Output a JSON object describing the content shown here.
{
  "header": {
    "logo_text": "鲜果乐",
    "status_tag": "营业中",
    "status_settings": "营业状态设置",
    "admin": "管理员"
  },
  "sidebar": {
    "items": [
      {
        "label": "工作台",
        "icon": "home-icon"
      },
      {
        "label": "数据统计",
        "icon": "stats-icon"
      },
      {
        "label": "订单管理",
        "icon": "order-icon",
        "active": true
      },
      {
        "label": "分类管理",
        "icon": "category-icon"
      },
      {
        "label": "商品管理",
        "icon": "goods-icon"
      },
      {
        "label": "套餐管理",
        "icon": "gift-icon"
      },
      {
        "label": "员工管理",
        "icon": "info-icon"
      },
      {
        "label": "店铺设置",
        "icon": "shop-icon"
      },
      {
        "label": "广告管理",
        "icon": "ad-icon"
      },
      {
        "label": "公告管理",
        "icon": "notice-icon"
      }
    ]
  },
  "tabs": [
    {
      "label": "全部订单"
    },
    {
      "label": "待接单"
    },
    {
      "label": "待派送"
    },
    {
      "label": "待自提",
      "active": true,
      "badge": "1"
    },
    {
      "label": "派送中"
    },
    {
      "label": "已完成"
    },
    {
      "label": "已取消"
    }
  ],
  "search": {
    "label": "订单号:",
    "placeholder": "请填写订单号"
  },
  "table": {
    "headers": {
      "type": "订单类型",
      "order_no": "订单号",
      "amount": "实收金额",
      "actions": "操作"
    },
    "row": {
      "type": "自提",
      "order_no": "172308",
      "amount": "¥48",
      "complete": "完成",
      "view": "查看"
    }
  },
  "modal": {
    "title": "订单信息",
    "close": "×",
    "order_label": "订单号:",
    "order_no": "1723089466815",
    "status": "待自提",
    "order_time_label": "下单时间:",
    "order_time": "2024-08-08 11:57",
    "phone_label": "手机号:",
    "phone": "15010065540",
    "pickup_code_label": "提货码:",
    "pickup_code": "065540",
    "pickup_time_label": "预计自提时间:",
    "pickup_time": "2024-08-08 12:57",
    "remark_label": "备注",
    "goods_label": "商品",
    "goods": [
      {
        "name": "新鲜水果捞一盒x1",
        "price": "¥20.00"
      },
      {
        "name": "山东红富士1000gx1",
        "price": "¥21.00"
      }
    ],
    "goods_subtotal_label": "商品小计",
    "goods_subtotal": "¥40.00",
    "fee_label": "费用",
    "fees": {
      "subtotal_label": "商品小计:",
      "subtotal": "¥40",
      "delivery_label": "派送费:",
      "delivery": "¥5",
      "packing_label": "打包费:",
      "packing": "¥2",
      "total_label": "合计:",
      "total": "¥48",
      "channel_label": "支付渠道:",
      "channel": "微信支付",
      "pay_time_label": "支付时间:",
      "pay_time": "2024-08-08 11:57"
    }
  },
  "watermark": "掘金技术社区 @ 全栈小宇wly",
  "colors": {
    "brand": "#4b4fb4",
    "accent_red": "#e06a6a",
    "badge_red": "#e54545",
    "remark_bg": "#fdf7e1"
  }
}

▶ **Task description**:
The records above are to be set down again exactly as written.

▶ **Response**:
Output a JSON object describing the content shown here.
{
  "header": {
    "logo_text": "鲜果乐",
    "status_tag": "营业中",
    "status_settings": "营业状态设置",
    "admin": "管理员"
  },
  "sidebar": {
    "items": [
      {
        "label": "工作台",
        "icon": "home-icon"
      },
      {
        "label": "数据统计",
        "icon": "stats-icon"
      },
      {
        "label": "订单管理",
        "icon": "order-icon",
        "active": true
      },
      {
        "label": "分类管理",
        "icon": "category-icon"
      },
      {
        "label": "商品管理",
        "icon": "goods-icon"
      },
      {
        "label": "套餐管理",
        "icon": "gift-icon"
      },
      {
        "label": "员工管理",
        "icon": "info-icon"
      },
      {
        "label": "店铺设置",
        "icon": "shop-icon"
      },
      {
        "label": "广告管理",
        "icon": "ad-icon"
      },
      {
        "label": "公告管理",
        "icon": "notice-icon"
      }
    ]
  },
  "tabs": [
    {
      "label": "全部订单"
    },
    {
      "label": "待接单"
    },
    {
      "label": "待派送"
    },
    {
      "label": "待自提",
      "active": true,
      "badge": "1"
    },
    {
      "label": "派送中"
    },
    {
      "label": "已完成"
    },
    {
      "label": "已取消"
    }
  ],
  "search": {
    "label": "订单号:",
    "placeholder": "请填写订单号"
  },
  "table": {
    "headers": {
      "type": "订单类型",
      "order_no": "订单号",
      "amount": "实收金额",
      "actions": "操作"
    },
    "row": {
      "type": "自提",
      "order_no": "172308",
      "amount": "¥48",
      "complete": "完成",
      "view": "查看"
    }
  },
  "modal": {
    "title": "订单信息",
    "close": "×",
    "order_label": "订单号:",
    "order_no": "1723089466815",
    "status": "待自提",
    "order_time_label": "下单时间:",
    "order_time": "2024-08-08 11:57",
    "phone_label": "手机号:",
    "phone": "15010065540",
    "pickup_code_label": "提货码:",
    "pickup_code": "065540",
    "pickup_time_label": "预计自提时间:",
    "pickup_time": "2024-08-08 12:57",
    "remark_label": "备注",
    "goods_label": "商品",
    "goods": [
      {
        "name": "新鲜水果捞一盒x1",
        "price": "¥20.00"
      },
      {
        "name": "山东红富士1000gx1",
        "price": "¥21.00"
      }
    ],
    "goods_subtotal_label": "商品小计",
    "goods_subtotal": "¥40.00",
    "fee_label": "费用",
    "fees": {
      "subtotal_label": "商品小计:",
      "subtotal": "¥40",
      "delivery_label": "派送费:",
      "delivery": "¥5",
      "packing_label": "打包费:",
      "packing": "¥2",
      "total_label": "合计:",
      "total": "¥48",
      "channel_label": "支付渠道:",
      "channel": "微信支付",
      "pay_time_label": "支付时间:",
      "pay_time": "2024-08-08 11:57"
    }
  },
  "watermark": "掘金技术社区 @ 全栈小宇wly",
  "colors": {
    "brand": "#4b4fb4",
    "accent_red": "#e06a6a",
    "badge_red": "#e54545",
    "remark_bg": "#fdf7e1"
  }
}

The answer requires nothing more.